Development company Latrobe Magnesium (ASX: LMG) is moving forward with construction of its proposed $54 million magnesium production plant in Victoria’s Latrobe Valley, as part of an agreement signed last year with EnergyAustralia Yallourn Pty Ltd.
In January 2018, Latrobe entered into the four-stage agreement whereby EnergyAustralia would supply industrial ash to the 3000 tonnes per annum plant.
Latrobe has completed two stages and is poised to move onto Stage 3 construction activities by year end, subject to confirmation of ash supply terms and other conditions.
The fourth and final stage will involve expansion of production capacity to 40,000tpa using Yallourn ash from its ash landfill site which will supply extended operations for 10 years.
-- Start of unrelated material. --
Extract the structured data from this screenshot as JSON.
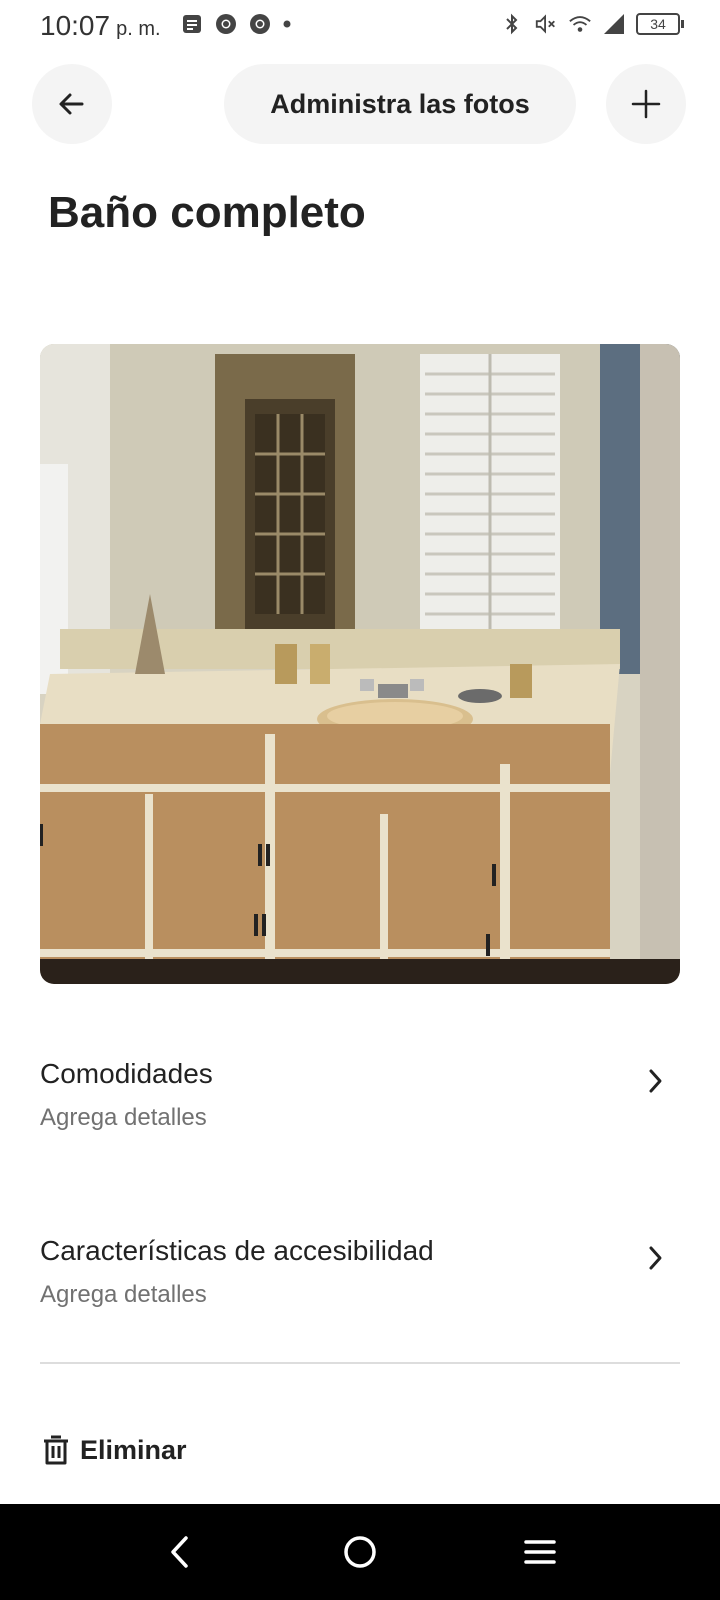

A recently-completed feasibility study for the magnesium plant estimated a $54m capital cost including design growth and contingencies of $6 million, plus an additional $2 million for working capital over a 20-year life.
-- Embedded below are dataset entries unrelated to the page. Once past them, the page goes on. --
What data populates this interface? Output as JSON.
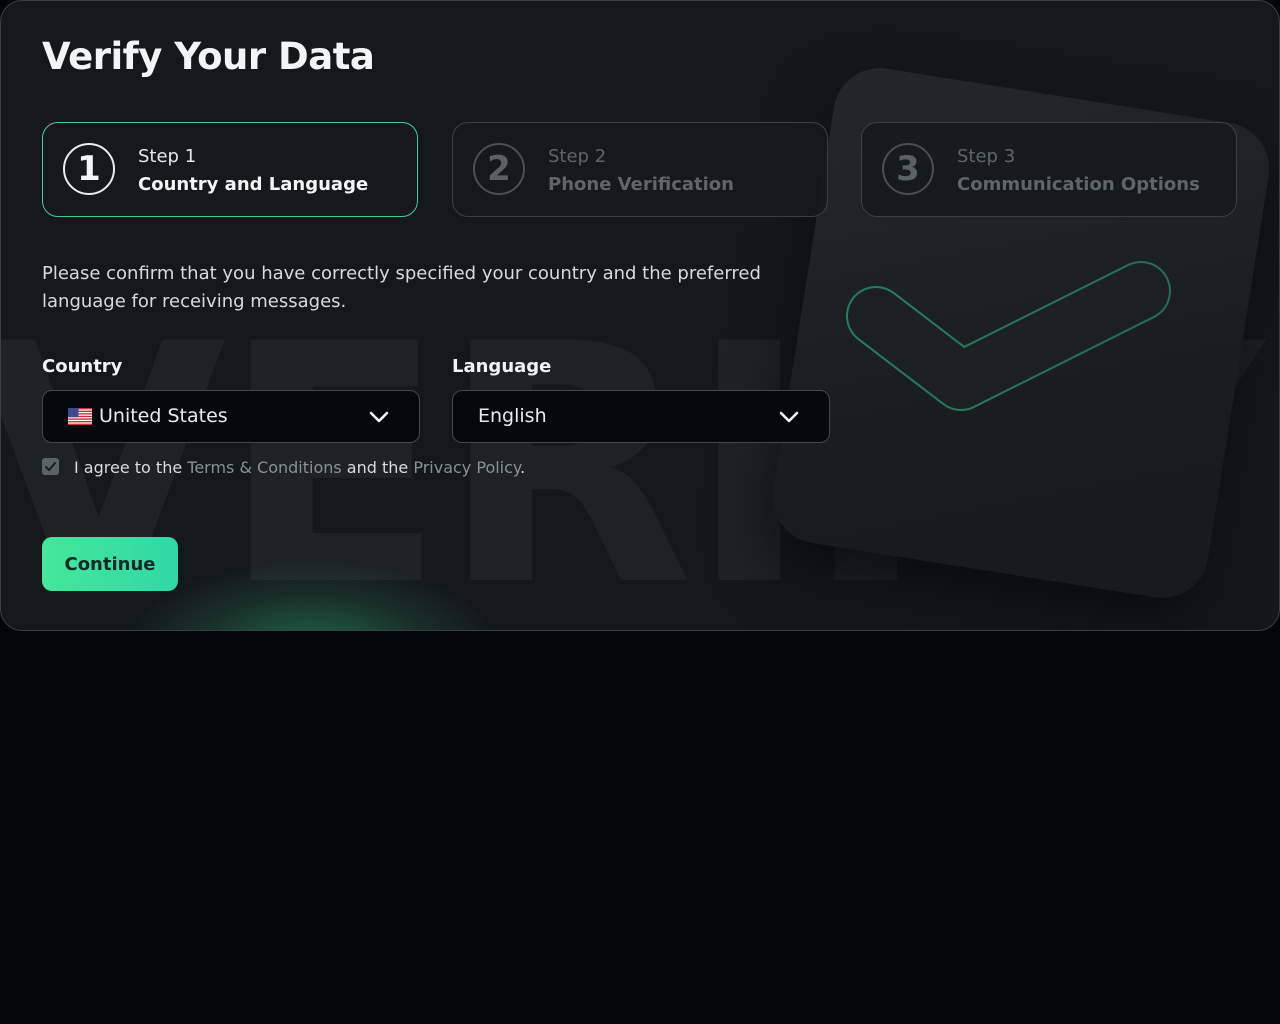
{
  "bg_text": "VERIFY",
  "title": "Verify Your Data",
  "steps": [
    {
      "number": "1",
      "label": "Step 1",
      "title": "Country and Language",
      "active": true
    },
    {
      "number": "2",
      "label": "Step 2",
      "title": "Phone Verification",
      "active": false
    },
    {
      "number": "3",
      "label": "Step 3",
      "title": "Communication Options",
      "active": false
    }
  ],
  "description": "Please confirm that you have correctly specified your country and the preferred language for receiving messages.",
  "country": {
    "label": "Country",
    "value": "United States",
    "flag_icon": "us-flag-icon"
  },
  "language": {
    "label": "Language",
    "value": "English"
  },
  "agreement": {
    "checked": true,
    "prefix": "I agree to the ",
    "terms_link": "Terms & Conditions",
    "middle": " and the ",
    "privacy_link": "Privacy Policy",
    "suffix": "."
  },
  "continue_label": "Continue",
  "colors": {
    "accent": "#3fcf95",
    "button_gradient_start": "#46e79a",
    "button_gradient_end": "#2fd8a6",
    "panel_bg": "#15181b",
    "page_bg": "#03070b"
  }
}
The study showed an estimated earnings before interest tax depreciation and amortisation contribution of up to $5.6 million per annum when operating at nameplate capacity.
Chief executive David Paterson said he was “extremely positive” the plant would demonstrate a higher potential EBITDA on the back of a magnesium price jump over the past two years.
Situated on an 11 hectare site in the centre of Victoria’s coal power generation precinct, Latrobe’s magnesium plant will employ a world-first process of combined hydromet and thermal reduction to harvest magnesium metal from industrial fly ash (a waste stream from brown coal power generation).
The first stage is expected to provide up to 75 construction jobs, with another 240 during the expansion phase.
The plant’s location will give Latrobe direct and constant access to feedstock, with first production scheduled for late 2020.
Latrobe has already signed agreements with Japanese and US distributors to sell all of its initial production and a significant part of its 40,000tpa expanded production.
Magnesium is 75% lighter than steel and 33% lighter than aluminium.
It has the best strength-to-weight ratio of all common structural metals, superior dimensional stability and high impact and dent resistance, making it an ideal component in the manufacture of car parts, laptop computers, mobile phones and power tools.
Worldwide demand for magnesium is approximately 1 million tonnes per annum and growing, led by China’s car industry which has previously announced its plans to increase the magnesium content in new vehicles from 8.6 kilograms in 2017 to 45kg by 2030.
Latrobe plans to sell refined magnesium from its plant under long-term contracts to Australian and overseas customers.
Australia currently imports all of the 8,000 tonnes it consumes per year.
Source: Imelda Cotton (smallcaps.com.au)